High court judge questioned on tough character at JSC ConCourt interviews
Johannesburg - High Court Judge Fayeeza Kathree-Setiloane, who is vying for a position at the Constitutional Court, had to defend her previous record on allegations she was impatient towards her juniors and legal counsel, who have come before her court.
The Judicial Services Commission (JSC) is this week interviewing eight candidates for two vacant posts at the Constitutional Court.
Kathree-Setiloane was a researcher at the apex court's founding in 1995, and was appointed to the Gauteng bench in 2010.
She was the second candidate to be interviewed on Monday. She had previously been interviewed for a role at the apex court and had faced questions regarding an alleged squabble with her law clerk.
The judge explained during the latest round that the matter had been settled and she had been found to have done nothing wrong regarding the allegations made against her.
Kathree-Setiloane's interview was dominated by questions from commissioners, about her character and tough personality.

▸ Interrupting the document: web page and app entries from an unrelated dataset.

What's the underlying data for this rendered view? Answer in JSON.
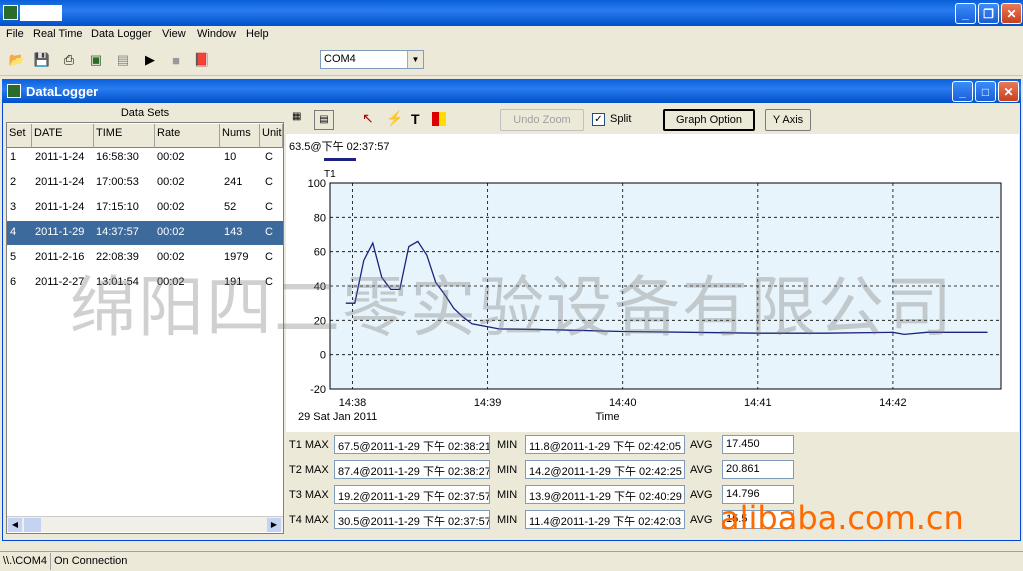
{
  "app": {
    "title": ""
  },
  "menu": [
    "File",
    "Real Time",
    "Data Logger",
    "View",
    "Window",
    "Help"
  ],
  "toolbar": {
    "port": "COM4"
  },
  "child": {
    "title": "DataLogger"
  },
  "datasets": {
    "header": "Data Sets",
    "columns": [
      "Set",
      "DATE",
      "TIME",
      "Rate",
      "Nums",
      "Unit"
    ],
    "rows": [
      {
        "set": "1",
        "date": "2011-1-24",
        "time": "16:58:30",
        "rate": "00:02",
        "nums": "10",
        "unit": "C"
      },
      {
        "set": "2",
        "date": "2011-1-24",
        "time": "17:00:53",
        "rate": "00:02",
        "nums": "241",
        "unit": "C"
      },
      {
        "set": "3",
        "date": "2011-1-24",
        "time": "17:15:10",
        "rate": "00:02",
        "nums": "52",
        "unit": "C"
      },
      {
        "set": "4",
        "date": "2011-1-29",
        "time": "14:37:57",
        "rate": "00:02",
        "nums": "143",
        "unit": "C"
      },
      {
        "set": "5",
        "date": "2011-2-16",
        "time": "22:08:39",
        "rate": "00:02",
        "nums": "1979",
        "unit": "C"
      },
      {
        "set": "6",
        "date": "2011-2-27",
        "time": "13:01:54",
        "rate": "00:02",
        "nums": "191",
        "unit": "C"
      }
    ],
    "selected": 3
  },
  "graph_toolbar": {
    "undo_zoom": "Undo Zoom",
    "split": "Split",
    "graph_option": "Graph Option",
    "y_axis": "Y Axis"
  },
  "cursor_readout": "63.5@下午 02:37:57",
  "chart_data": {
    "type": "line",
    "series": [
      {
        "name": "T1",
        "color": "#1a237e",
        "x": [
          "14:37:57",
          "14:38:01",
          "14:38:05",
          "14:38:09",
          "14:38:13",
          "14:38:17",
          "14:38:21",
          "14:38:25",
          "14:38:29",
          "14:38:33",
          "14:38:37",
          "14:38:41",
          "14:38:45",
          "14:38:49",
          "14:38:53",
          "14:39:05",
          "14:39:30",
          "14:40:00",
          "14:40:30",
          "14:41:00",
          "14:41:30",
          "14:42:00",
          "14:42:05",
          "14:42:15",
          "14:42:29",
          "14:42:42"
        ],
        "y": [
          30,
          30,
          55,
          65,
          45,
          38,
          38,
          63,
          66,
          58,
          42,
          35,
          27,
          22,
          18,
          15,
          14.5,
          13.5,
          13,
          12.5,
          12.5,
          13,
          11.8,
          13,
          13,
          13
        ]
      }
    ],
    "xlabel": "Time",
    "x_ticks": [
      "14:38",
      "14:39",
      "14:40",
      "14:41",
      "14:42"
    ],
    "date_label": "29 Sat Jan 2011",
    "ylim": [
      -20,
      100
    ],
    "y_ticks": [
      100,
      80,
      60,
      40,
      20,
      0,
      -20
    ],
    "grid": true
  },
  "stats": [
    {
      "label": "T1 MAX",
      "max": "67.5@2011-1-29 下午 02:38:21",
      "min": "11.8@2011-1-29 下午 02:42:05",
      "avg": "17.450"
    },
    {
      "label": "T2 MAX",
      "max": "87.4@2011-1-29 下午 02:38:27",
      "min": "14.2@2011-1-29 下午 02:42:25",
      "avg": "20.861"
    },
    {
      "label": "T3 MAX",
      "max": "19.2@2011-1-29 下午 02:37:57",
      "min": "13.9@2011-1-29 下午 02:40:29",
      "avg": "14.796"
    },
    {
      "label": "T4 MAX",
      "max": "30.5@2011-1-29 下午 02:37:57",
      "min": "11.4@2011-1-29 下午 02:42:03",
      "avg": "15.5"
    }
  ],
  "stats_labels": {
    "min": "MIN",
    "avg": "AVG"
  },
  "status": {
    "path": "\\\\.\\COM4",
    "connection": "On Connection"
  },
  "watermark": "绵阳四二零实验设备有限公司",
  "ali_watermark": "alibaba.com.cn"
}
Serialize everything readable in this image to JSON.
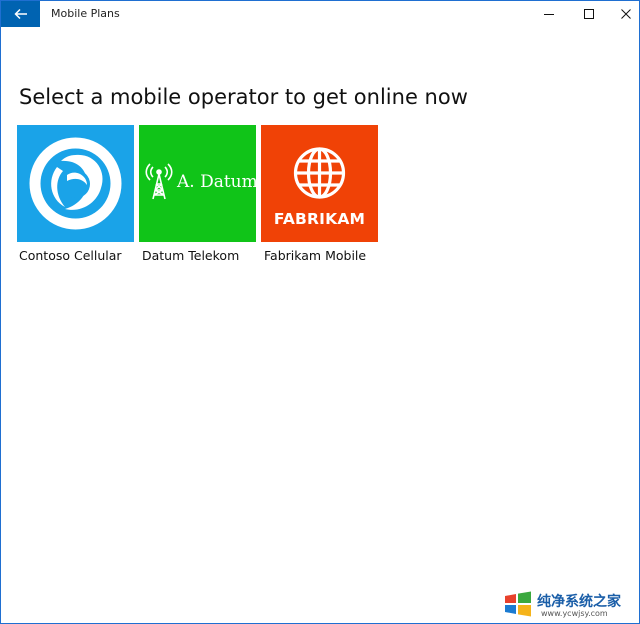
{
  "window": {
    "title": "Mobile Plans",
    "accent_color": "#0063b1",
    "icons": [
      "back-arrow-icon",
      "minimize-icon",
      "maximize-icon",
      "close-icon"
    ]
  },
  "main": {
    "heading": "Select a mobile operator to get online now",
    "operators": [
      {
        "label": "Contoso Cellular",
        "tile_color": "#1aa3e8",
        "icon": "contoso-logo-icon"
      },
      {
        "label": "Datum Telekom",
        "tile_color": "#10c418",
        "icon": "antenna-tower-icon",
        "logo_text": "A. Datum"
      },
      {
        "label": "Fabrikam Mobile",
        "tile_color": "#f04206",
        "icon": "globe-icon",
        "logo_text": "FABRIKAM"
      }
    ]
  },
  "watermark": {
    "text": "纯净系统之家",
    "url": "www.ycwjsy.com"
  }
}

Commissioner Thandazani Madonsela questioned her regarding his own experience before her court, where she appeared to have high standards and was quite firm. Madonsela lost that case before the judge.
Kathree-Setiolane explained that her duty was to uphold the standards of the court and that her firmness and standards were not meant to disparage people.
"I expect high standards and I do it to uphold the standards of the profession. I have allowed evidence to be led, even though I may have been impatient. Being a judge is not easy. I am not a mellow person, but I try must best," the judge explained.
Kathree-Setiloane also faced a comment from EFF leader Julius Malema, a fellow JSC commissioner, who accused her of being condescending towards her juniors.
The judge defended herself and denied being rude, and explained that calling younger juniors "youth" was not a disparaging term.
Malema also questioned her understanding of judicial overreach. The judge explained that it is when courts intervene in matters of the executive.
Kathree-Setiloane cited the Constitutional Court's 2017 judgment, involving Parliament and the EFF and others. She said the court had been criticised for being involved in Parliament matters, but the court's involvement was justified.
"Where there is a fundamental right that is infringed, we are duty-bound to intervene," she explained.
Kathree-Setiloane explained that she believes judges should only speak through their judgments. She said it is safer for judges to rely on the legal bar to defend judges and the decisions they make.
Judge Dunstan Mlambo, the president of the Joburg division of the High Court, was asked whether he ever had to intervene in a dispute between Kathree-Setiloane and a colleague?
He replied: "No".
The interview process continues on Tuesday.